Housing

  • Outdoor Hutch
    Outdoor Hutch
  • Indoor House
    Indoor House
  • Indoor Cage
    Indoor Cage

 

The Bigger the cage, The better!

 

 

OUTDOOR HOUSING


Cramped cages means dull lives for the inhabitants, and dull pets for their keeper. Many commercially produced hutches are too small and amount to prison cells rather than homes. To ensure that your pets have room to move, allow 65sq cm (7sq ft) for one guinea pig, adding about 20sq cm (2sq ft) for each additional animal.

 

The hutch should have a smooth floor (not wire base), and should have one end partitioned off to provide secluded sleeping quarters. Never placed a hutch directly on the ground, but raise it on legs so that air circulates beneath, protecting both hutch and guinea pig from damp. Outdoor hutches need weather-proofing, using non-toxic wood preservatives, and a sloping roof to let rain drain off.

 

 

 

A HOME INDOORS

 

Indoor cages are usually made of plastic for ease of cleaning, with a deep tray base to prevent spillage of bedding. They may be sold as complete kits with food bowl, water bottle and hay rack, or you may need to buy these separately.

 

Pick the largest cage you can accomodate, as some are too small to be kind. Plastic cages rarely offer the occupant any privacy, so add a hideaway nestbox to make your pet more comfortable.

 

If you choose to locate your pet's cage indoors, choose the site carefully.

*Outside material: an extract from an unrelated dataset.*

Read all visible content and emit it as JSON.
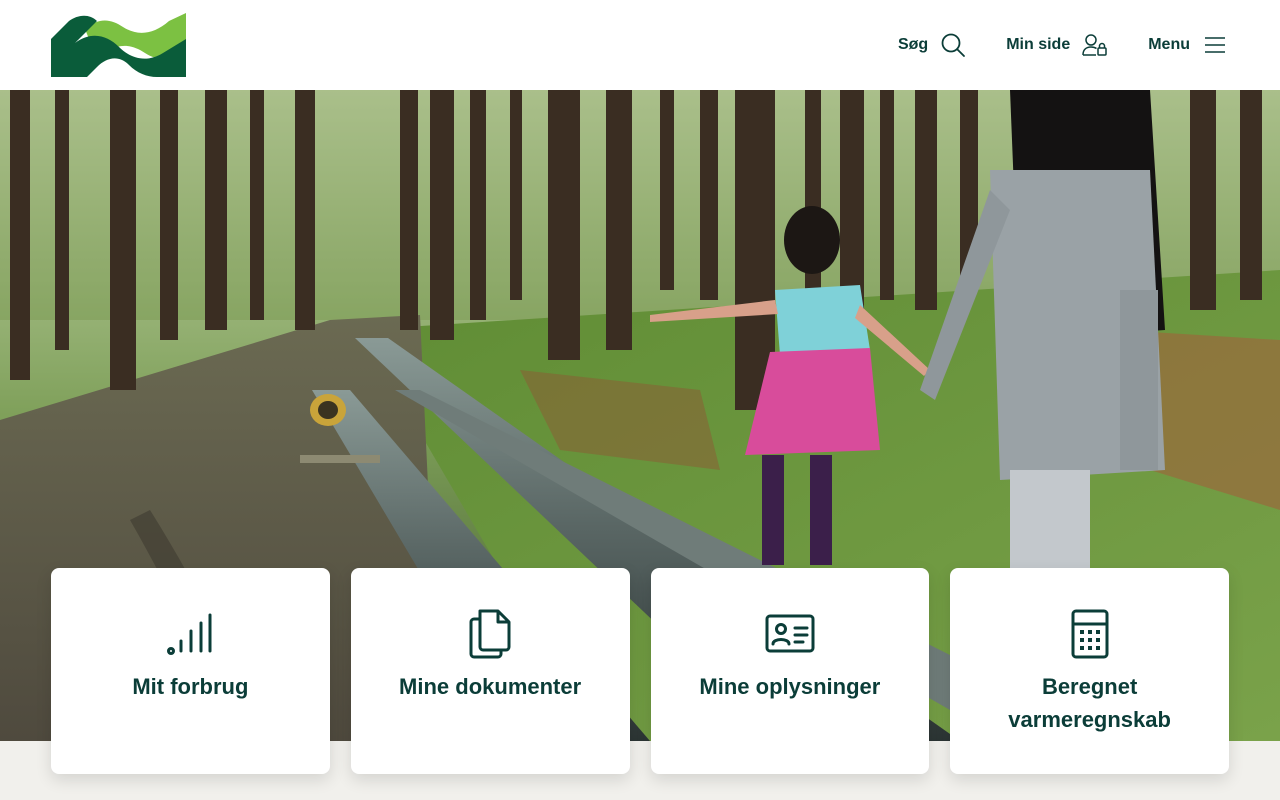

The noisest, busiest room in the house may be too stressful, while an out-of-the-way corner may lead to neglect. It is important to avoid draughts, direct sunlight and dramatic changes in temperature!

 

A comfortable living-room temperature for humans suits guinea pigs just as well. Placing the cage on a sturdy table or stand makes access easier, avoid draught, and means that you won't loom threateningly over your pet when you approach.